Premature declarations of victory -- Steelers safeties aside, of course -- aren't remembered if they aren't backed up.
December 30, 2007 5:00 AM
Doug MacLellan/Associated Press
There are no guarantees in hockey.
Including that there are no guarantees in hockey.
Oh, there aren't many -- and they certainly don't attract the attention of safety Anthony Smith's oh-so-close promise that the Steelers would defeat New England a few weeks ago -- but they do happen now and then.
Heck, Mark Messier cemented his place in NHL lore during the 1994 playoffs when, with the New York Rangers trailing New Jersey, 3-2, in the Eastern Conference final, he promised anyone who would listen that New York would win Game 6, then went out and rang up a natural hat trick to make sure that it happened.
Of course, if the Devils had won Game 6 and the series, Messier's guarantee likely would have been forgotten long before Ottawa captain Daniel Alfredsson went public with some of his own a few years back.
What, you don't remember Alfredsson's guarantees? You might if any had actually worked out the way he said they would.
Like the one Alfredsson made when he vowed to the Ottawa Sun that the Senators would win the Stanley Cup in 2004. "Go ahead and write it, I guarantee we'll win the Cup. I strongly believe this team will do it. No question about it."
That guarantee fizzled in conjunction with another Alfredsson made. After Ottawa fell behind Toronto -- which had knocked the Senators out of the playoffs in three of the previous four springs -- 3-2, in the first round that year, Alfredsson assured the world his team was on the cusp of a comeback.
"I don't think you've seen the last of us yet," he told reporters. "We're going to go home, win and force Game 7. Then we'll come back in here and win the series."
Turns out he got it half-right. Ottawa won Game 6, but the series finale had all the suspense of a Cuban election as Toronto ended the Senators' season -- and reduced what could have been a legendary guarantee if it had panned out to so much verbal flotsam, all but forgotten after a few days.
As most of them are.
"The only one I've ever heard of is Messier, except for that guy on the Steelers," Penguins right winger Colby Armstrong said. "You don't hear about the ones that don't work out."
People might take guarantees more seriously if the athletes who issue them would have more than their image and pride at stake during the game or series in question. If a guy pledged to donate, say, a week's pay to a charity of the other team's choosing if his guarantee doesn't work out, his words might carry a lot more weight. Assuming he still was inclined to utter them publicly, of course.
Unless that sort of commitment catches on, however, guys who give public assurances won't suffer any consequences more severe than disappointment and perhaps a day or two of taunting when they talk a better performance than they and/or their teammates can produce.
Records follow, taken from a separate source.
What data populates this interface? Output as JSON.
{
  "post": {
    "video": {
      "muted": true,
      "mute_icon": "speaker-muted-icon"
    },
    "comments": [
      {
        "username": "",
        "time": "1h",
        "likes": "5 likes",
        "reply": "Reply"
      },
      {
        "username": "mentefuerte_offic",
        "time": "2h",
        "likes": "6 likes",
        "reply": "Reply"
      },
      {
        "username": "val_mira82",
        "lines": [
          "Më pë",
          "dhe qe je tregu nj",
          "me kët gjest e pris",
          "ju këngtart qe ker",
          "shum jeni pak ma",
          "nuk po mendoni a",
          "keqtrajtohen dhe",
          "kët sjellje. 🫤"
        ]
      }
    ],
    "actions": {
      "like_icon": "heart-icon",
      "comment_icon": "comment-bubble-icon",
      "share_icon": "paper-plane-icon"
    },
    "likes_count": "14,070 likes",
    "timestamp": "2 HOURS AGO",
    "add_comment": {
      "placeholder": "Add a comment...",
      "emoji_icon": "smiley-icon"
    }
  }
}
"Anytime there's a guarantee, you'd like to see it backed up with more than words, like a Messier or a Joe Namath," defenseman Mark Eaton said. "Guys who go out there and dominate a game, as opposed to just saying it and hoping for the best."
Throwbacks could throw viewers off
It's not hard to understand why the NHL decided to have the Penguins and Buffalo wear retro uniforms for their outdoor game at Ralph Wilson Stadium Tuesday.
There's a lot of money to be made by selling replica sweaters to the true believers on both sides.
What isn't clear is how much anyone at the league considered the potential downside of that idea.
A big part of the motivation for staging a novelty game like this one is to attract casual fans who might have limited familiarity with, say, Sidney Crosby. Or the participating teams. Or the sport, for that matter. Why present those people with uniforms they likely never have seen and might never see again, at least for a number of years?
Does anyone really think that a first-time fan who stops by NBC while channel-surfing is going to care that the teams are wearing "heritage" uniforms, let alone know (or care) how the clubs' sweaters have evolved over the years?
Wouldn't it make more sense -- short-term profits aside -- to have the players in uniforms those casual fans will recognize the next time they see them on, say, a national highlights show? As it is, people in non-traditional markets whose interest might be piqued by something they see Crosby or Evgeni Malkin or Thomas Vanek do during the outdoor game won't necessarily make the connection when they see those players on TV again in the future.
That's particularly true of those playing for the Penguins, whose powder-blue uniforms will be unlike anything the team has worn in nearly three decades. That the NHL, which puts such an emphasis on "branding" its product, introduced new uniforms for every team this season makes the decision to put the Penguins and Sabres in sweaters that will be worn just once even more perplexing.